Japanese man held for wildlife smuggling in Indonesia
Indonesian custom officers displaying a Japanese citizen and reptiles at custom offices near Jakarta International airport on May 16, 2017. Photo: AFP

Japanese man held for wildlife smuggling in Indonesia

JAKARTA — A Japanese man has been arrested in Indonesia for allegedly trying to smuggle hundreds of reptiles out of the archipelago, including snakes, lizards and turtles, authorities and environmentalists said on Friday (May 19).

Katsuhide Naito, believed to be a major player in the wildlife-smuggling trade, was detained at Jakarta’s main airport as he was about to board a flight to Tokyo with over 250 animals hidden in his bags.

“Officials became suspicious seeing him with so many suitcases,” Ms Tisna Nando, spokeswoman for NGO the Wildlife Conservation Society, which was involved in the investigation, told AFP.

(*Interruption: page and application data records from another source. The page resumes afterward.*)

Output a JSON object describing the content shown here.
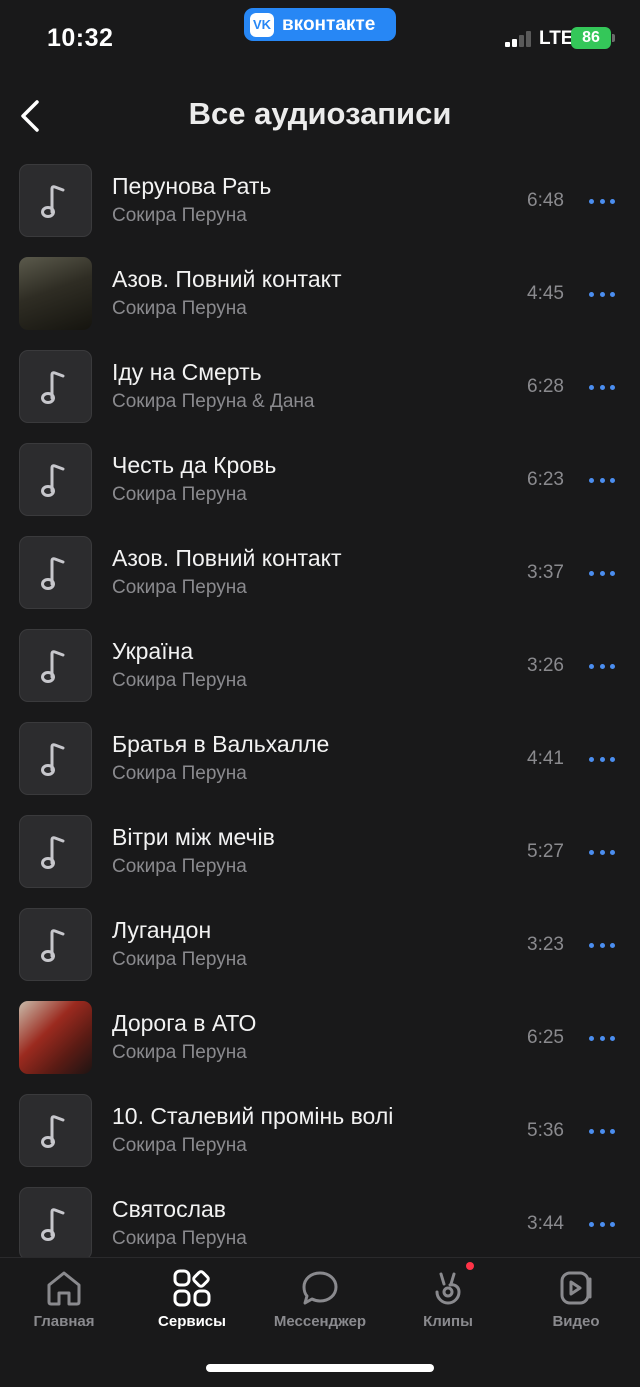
{
  "status": {
    "time": "10:32",
    "app_name": "вконтакте",
    "logo_text": "VK",
    "network": "LTE",
    "battery": "86"
  },
  "header": {
    "title": "Все аудиозаписи"
  },
  "tracks": [
    {
      "title": "Перунова Рать",
      "artist": "Сокира Перуна",
      "duration": "6:48",
      "cover": "note"
    },
    {
      "title": "Азов. Повний контакт",
      "artist": "Сокира Перуна",
      "duration": "4:45",
      "cover": "image-1"
    },
    {
      "title": "Іду на Смерть",
      "artist": "Сокира Перуна & Дана",
      "duration": "6:28",
      "cover": "note"
    },
    {
      "title": "Честь да Кровь",
      "artist": "Сокира Перуна",
      "duration": "6:23",
      "cover": "note"
    },
    {
      "title": "Азов. Повний контакт",
      "artist": "Сокира Перуна",
      "duration": "3:37",
      "cover": "note"
    },
    {
      "title": "Україна",
      "artist": "Сокира Перуна",
      "duration": "3:26",
      "cover": "note"
    },
    {
      "title": "Братья в Вальхалле",
      "artist": "Сокира Перуна",
      "duration": "4:41",
      "cover": "note"
    },
    {
      "title": "Вітри між мечів",
      "artist": "Сокира Перуна",
      "duration": "5:27",
      "cover": "note"
    },
    {
      "title": "Лугандон",
      "artist": "Сокира Перуна",
      "duration": "3:23",
      "cover": "note"
    },
    {
      "title": "Дорога в АТО",
      "artist": "Сокира Перуна",
      "duration": "6:25",
      "cover": "image-2"
    },
    {
      "title": "10. Сталевий промінь волі",
      "artist": "Сокира Перуна",
      "duration": "5:36",
      "cover": "note"
    },
    {
      "title": "Святослав",
      "artist": "Сокира Перуна",
      "duration": "3:44",
      "cover": "note"
    }
  ],
  "tabbar": {
    "items": [
      {
        "label": "Главная",
        "icon": "home-icon"
      },
      {
        "label": "Сервисы",
        "icon": "services-icon"
      },
      {
        "label": "Мессенджер",
        "icon": "messenger-icon"
      },
      {
        "label": "Клипы",
        "icon": "clips-icon"
      },
      {
        "label": "Видео",
        "icon": "video-icon"
      }
    ],
    "active_index": 1
  },
  "colors": {
    "accent": "#2787f5",
    "background": "#19191a",
    "secondary_text": "#8a8a8e",
    "more_dots": "#4b8ef0",
    "battery": "#34c759",
    "notification_dot": "#ff3347"
  }
}
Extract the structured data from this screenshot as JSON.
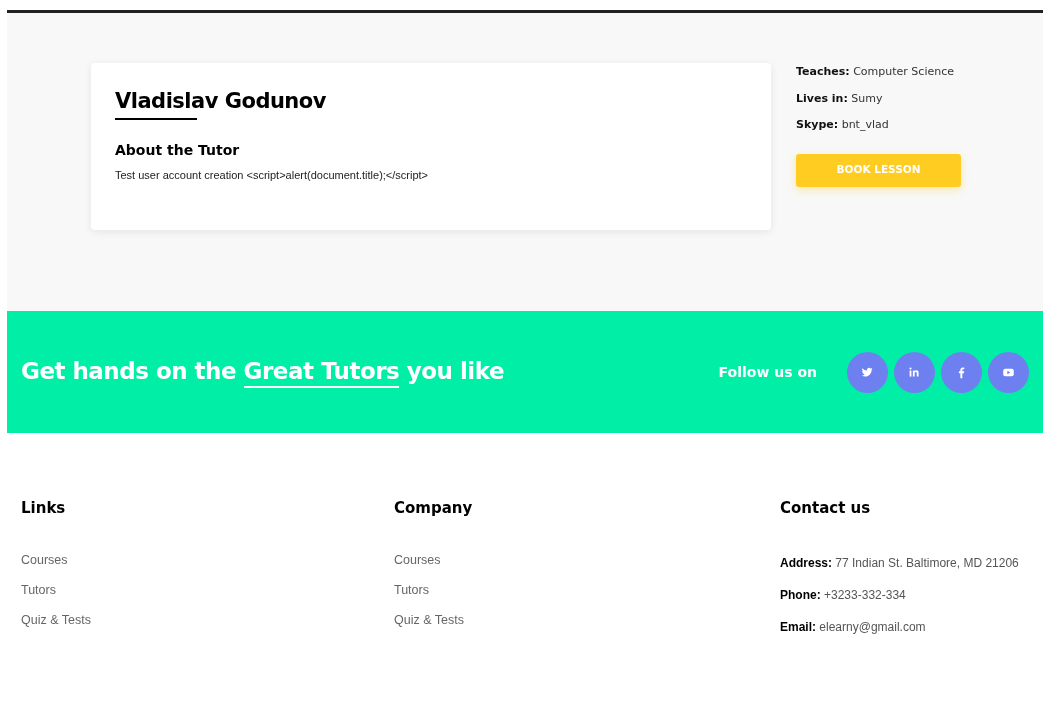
{
  "tutor": {
    "name": "Vladislav Godunov",
    "about_heading": "About the Tutor",
    "about_text": "Test user account creation <script>alert(document.title);</script>"
  },
  "details": [
    "**Teaches:** Computer Science",
    "**Lives in:** Sumy",
    "**Skype:** bnt_vlad"
  ],
  "book_button": "BOOK LESSON",
  "banner": {
    "text_before": "Get hands on the",
    "highlight": "Great Tutors",
    "text_after": "you like",
    "follow_label": "Follow us on",
    "socials": [
      {
        "kind": "twitter"
      },
      {
        "kind": "linkedin"
      },
      {
        "kind": "facebook"
      },
      {
        "kind": "youtube"
      }
    ]
  },
  "footer": [
    {
      "heading": "Links",
      "kind": "links",
      "items": [
        "Courses",
        "Tutors",
        "Quiz & Tests"
      ]
    },
    {
      "heading": "Company",
      "kind": "links",
      "items": [
        "Courses",
        "Tutors",
        "Quiz & Tests"
      ]
    },
    {
      "heading": "Contact us",
      "kind": "contact",
      "items": [
        "**Address:** 77 Indian St. Baltimore, MD 21206",
        "**Phone:** +3233-332-334",
        "**Email:** elearny@gmail.com"
      ]
    }
  ]
}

“After they were opened, we found hundreds of reptiles, most of them were alive.”

The reptiles were stuffed into four suitcases and one box and four were dead, said Ms Nando.

Mr Ruchyana, an official from the airport operator who like many Indonesians goes by one name, said the 51-year-old was caught late on Monday carrying protected species including green tree pythons, lizards from Borneo island and pig-nosed turtles.

Before arriving in Jakarta, Naito had been in Medan, on the jungle-clad Indonesian island of Sumatra. He could face up to three years in prison if found guilty of breaking Indonesian wildlife laws.

The Wildlife Conservation Society believes Naito was part of a larger wildlife-smuggling syndicate.

“We believe he is a big player and part of a syndicate which has been active in wildlife trading for more than 12 years,” Ms Nando said.

He was arrested in 2005 in Australia for attempting to smuggle reptiles into the country from South-east Asia, she said.

Indonesia is home to vast rainforests and a kaleidoscope of exotic animals. But wildlife smuggling is common, with environmentalists saying a lack of resources and corruption are undermining law enforcement efforts. AFP